Website and app data records:

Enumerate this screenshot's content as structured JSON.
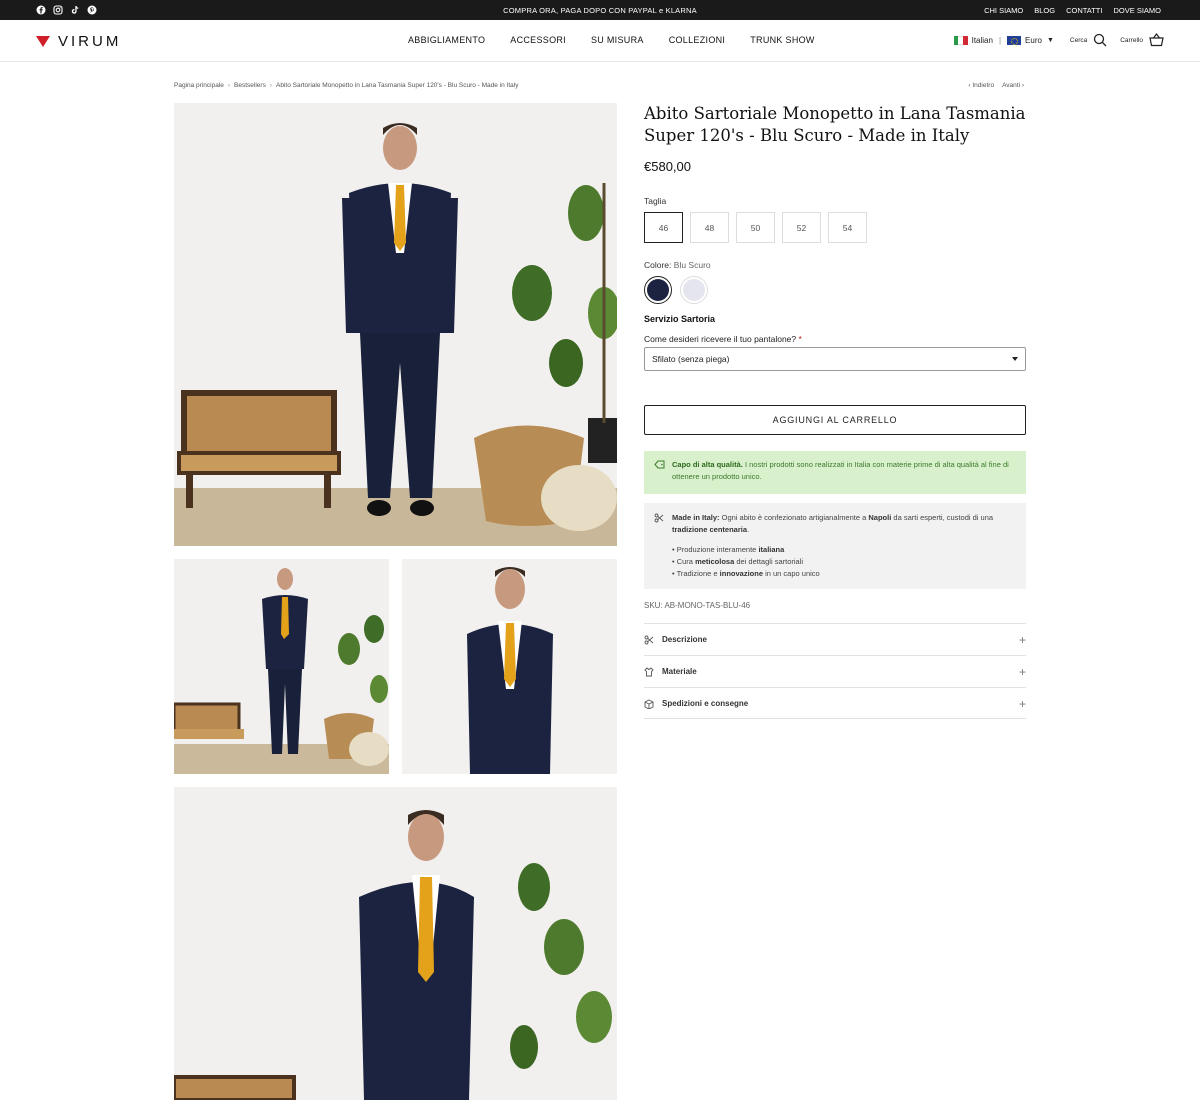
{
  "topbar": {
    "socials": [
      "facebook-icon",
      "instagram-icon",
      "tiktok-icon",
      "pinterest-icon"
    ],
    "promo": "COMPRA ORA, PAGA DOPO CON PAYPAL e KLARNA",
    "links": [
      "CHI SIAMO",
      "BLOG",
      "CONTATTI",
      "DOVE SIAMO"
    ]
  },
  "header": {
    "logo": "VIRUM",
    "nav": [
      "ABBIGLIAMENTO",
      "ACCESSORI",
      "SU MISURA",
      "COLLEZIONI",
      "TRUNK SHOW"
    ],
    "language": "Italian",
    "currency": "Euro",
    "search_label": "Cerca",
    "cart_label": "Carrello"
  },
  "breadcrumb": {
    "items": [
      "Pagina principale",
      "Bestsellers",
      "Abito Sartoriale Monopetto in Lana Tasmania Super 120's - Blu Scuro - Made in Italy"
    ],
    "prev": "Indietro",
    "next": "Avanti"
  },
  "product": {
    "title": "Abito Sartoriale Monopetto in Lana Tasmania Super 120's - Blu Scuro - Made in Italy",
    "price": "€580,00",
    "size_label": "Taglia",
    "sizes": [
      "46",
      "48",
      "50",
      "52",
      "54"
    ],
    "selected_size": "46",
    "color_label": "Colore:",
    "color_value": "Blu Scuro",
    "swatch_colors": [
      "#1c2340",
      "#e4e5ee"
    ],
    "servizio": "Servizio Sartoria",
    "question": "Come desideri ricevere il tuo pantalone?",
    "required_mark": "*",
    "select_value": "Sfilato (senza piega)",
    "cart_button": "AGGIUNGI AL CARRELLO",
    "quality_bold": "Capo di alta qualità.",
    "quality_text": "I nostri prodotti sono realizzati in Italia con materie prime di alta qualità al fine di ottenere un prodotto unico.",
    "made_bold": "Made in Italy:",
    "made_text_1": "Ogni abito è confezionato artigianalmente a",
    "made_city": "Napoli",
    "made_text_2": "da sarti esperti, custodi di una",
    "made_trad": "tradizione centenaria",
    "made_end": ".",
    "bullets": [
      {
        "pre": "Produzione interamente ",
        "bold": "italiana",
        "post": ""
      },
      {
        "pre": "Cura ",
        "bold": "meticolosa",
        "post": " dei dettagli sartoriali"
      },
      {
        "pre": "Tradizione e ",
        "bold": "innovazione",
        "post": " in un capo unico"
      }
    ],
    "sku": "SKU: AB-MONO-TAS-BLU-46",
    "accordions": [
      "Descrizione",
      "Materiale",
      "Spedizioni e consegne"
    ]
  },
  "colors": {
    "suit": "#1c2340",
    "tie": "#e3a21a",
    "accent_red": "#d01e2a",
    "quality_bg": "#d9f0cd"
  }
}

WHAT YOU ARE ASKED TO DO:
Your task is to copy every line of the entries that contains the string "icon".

SOLUTION FOR THIS PROBLEM:
      "facebook-icon",
      "instagram-icon",
      "tiktok-icon",
      "pinterest-icon"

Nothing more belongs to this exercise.